IEA also said it can make up for any lost shipments from Libya by tapping into large surpluses held by member countries, which include the U.S., the United Kingdom, France and Germany. Altogether, member nations hold 1.6 billion barrels of emergency oil supplies, or enough crude to supply the group for 145 days.
Unfortunately the political crises may play out over a longer time frame than will allow this to be a viable solution. Short term fluctuations in the price of oil, as the reality of the situation starts to play out over the next few months are similarly no useful guide to the ultimate development of this situation.

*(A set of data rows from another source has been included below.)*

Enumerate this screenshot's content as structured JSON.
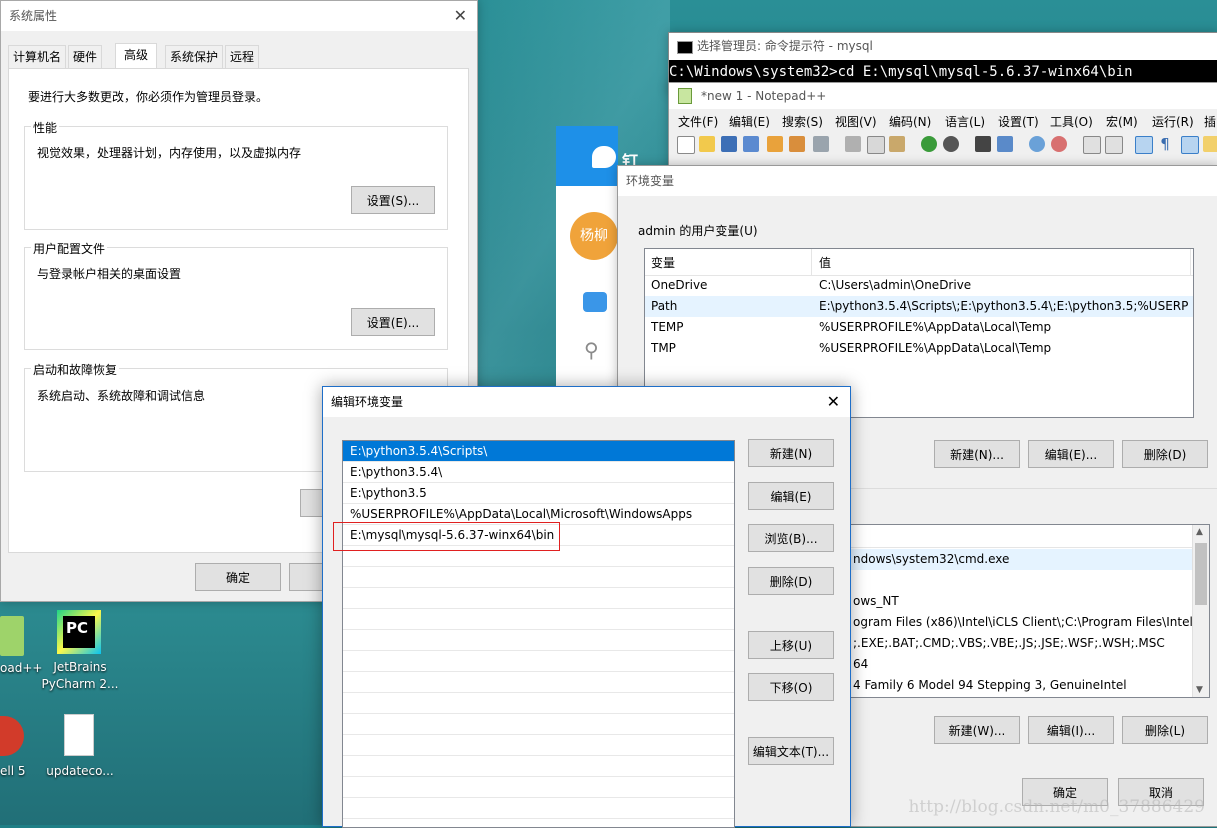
{
  "system_properties": {
    "title": "系统属性",
    "tabs": [
      "计算机名",
      "硬件",
      "高级",
      "系统保护",
      "远程"
    ],
    "active_tab": "高级",
    "notice": "要进行大多数更改，你必须作为管理员登录。",
    "performance": {
      "label": "性能",
      "desc": "视觉效果，处理器计划，内存使用，以及虚拟内存",
      "button": "设置(S)..."
    },
    "user_profiles": {
      "label": "用户配置文件",
      "desc": "与登录帐户相关的桌面设置",
      "button": "设置(E)..."
    },
    "startup": {
      "label": "启动和故障恢复",
      "desc": "系统启动、系统故障和调试信息"
    },
    "ok_button": "确定"
  },
  "cmd": {
    "title": "选择管理员: 命令提示符 - mysql",
    "line": "C:\\Windows\\system32>cd E:\\mysql\\mysql-5.6.37-winx64\\bin"
  },
  "notepad": {
    "title": "*new 1 - Notepad++",
    "menu": [
      "文件(F)",
      "编辑(E)",
      "搜索(S)",
      "视图(V)",
      "编码(N)",
      "语言(L)",
      "设置(T)",
      "工具(O)",
      "宏(M)",
      "运行(R)",
      "插"
    ]
  },
  "dingtalk": {
    "brand": "钉钉",
    "avatar": "杨柳"
  },
  "env_vars": {
    "title": "环境变量",
    "user_group_label": "admin 的用户变量(U)",
    "columns": [
      "变量",
      "值"
    ],
    "user_vars": [
      {
        "name": "OneDrive",
        "value": "C:\\Users\\admin\\OneDrive"
      },
      {
        "name": "Path",
        "value": "E:\\python3.5.4\\Scripts\\;E:\\python3.5.4\\;E:\\python3.5;%USERPR..."
      },
      {
        "name": "TEMP",
        "value": "%USERPROFILE%\\AppData\\Local\\Temp"
      },
      {
        "name": "TMP",
        "value": "%USERPROFILE%\\AppData\\Local\\Temp"
      }
    ],
    "user_buttons": [
      "新建(N)...",
      "编辑(E)...",
      "删除(D)"
    ],
    "system_vars_partial": [
      "ndows\\system32\\cmd.exe",
      "",
      "ows_NT",
      "ogram Files (x86)\\Intel\\iCLS Client\\;C:\\Program Files\\Intel...",
      ";.EXE;.BAT;.CMD;.VBS;.VBE;.JS;.JSE;.WSF;.WSH;.MSC",
      "64",
      "4 Family 6 Model 94 Stepping 3, GenuineIntel"
    ],
    "system_buttons": [
      "新建(W)...",
      "编辑(I)...",
      "删除(L)"
    ],
    "ok_button": "确定",
    "cancel_button": "取消"
  },
  "edit_env": {
    "title": "编辑环境变量",
    "paths": [
      "E:\\python3.5.4\\Scripts\\",
      "E:\\python3.5.4\\",
      "E:\\python3.5",
      "%USERPROFILE%\\AppData\\Local\\Microsoft\\WindowsApps",
      "E:\\mysql\\mysql-5.6.37-winx64\\bin"
    ],
    "selected_index": 0,
    "buttons": {
      "new": "新建(N)",
      "edit": "编辑(E)",
      "browse": "浏览(B)...",
      "delete": "删除(D)",
      "up": "上移(U)",
      "down": "下移(O)",
      "edit_text": "编辑文本(T)..."
    }
  },
  "desktop": {
    "icons": [
      {
        "label": "oad++"
      },
      {
        "label": "JetBrains PyCharm 2..."
      },
      {
        "label": "ell 5"
      },
      {
        "label": "updateco..."
      }
    ]
  },
  "watermark": "http://blog.csdn.net/m0_37886429"
}
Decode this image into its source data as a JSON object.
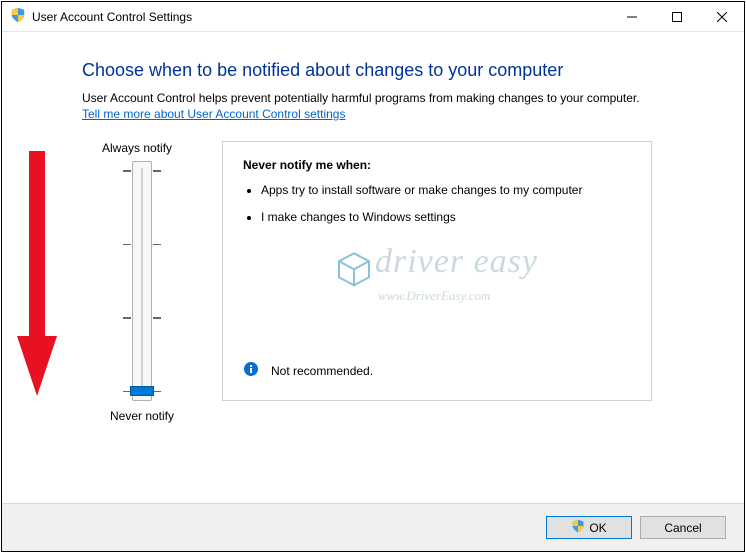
{
  "window": {
    "title": "User Account Control Settings"
  },
  "content": {
    "heading": "Choose when to be notified about changes to your computer",
    "description": "User Account Control helps prevent potentially harmful programs from making changes to your computer.",
    "link": "Tell me more about User Account Control settings"
  },
  "slider": {
    "top_label": "Always notify",
    "bottom_label": "Never notify"
  },
  "notify_box": {
    "title": "Never notify me when:",
    "items": [
      "Apps try to install software or make changes to my computer",
      "I make changes to Windows settings"
    ],
    "recommend": "Not recommended."
  },
  "watermark": {
    "line1": "driver easy",
    "line2": "www.DriverEasy.com"
  },
  "buttons": {
    "ok": "OK",
    "cancel": "Cancel"
  }
}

It is too early to know whether, for example, changes in government will change the supply of fuel to Israel, which is already looking for alternate sources of supply. (Their indigenous new gas will likely not show up in a pipeline for a couple of years yet). And that is but one precursor of other changes that might come about.

Being more cautious than Mr Lynch I do not plan on predicting how this might play out, but that does not stop me suspecting that, as he has been frequently in the past, he will be proven wrong this time also.


  1. Ongoing political instability in MENA doesn't affect how much oil is in the ground, other than perhaps preserving some of it for future use.

    One cannot help but be struck by the huge discrepancy in the number of exploratory wells that have been drilled in North America, vs the number of similar wells drilled in the Middle East. MENA is seriously underexplored compared to North America.

    If you find giant wells from the start, there is little need to keep looking for more, as long as the early found giants keep producing. Particularly if you are a backwater country with only so many thousand royals.

    Had the kingdoms not kicked out the international oil cos, it is likely that production there would be higher, with many more exploratory wells having been dug.

    How much higher? How many more wells? That information can only be guessed at. At this point, Michael Lynch's guesses look better than Matt Simmons'. But they are still guesses.

  2. And that still does not give them increased capability tomorrow. I believe them when they say that they will only raise production a limited amount, and given that they don't need to do more than that they will only be of limited help in the long term.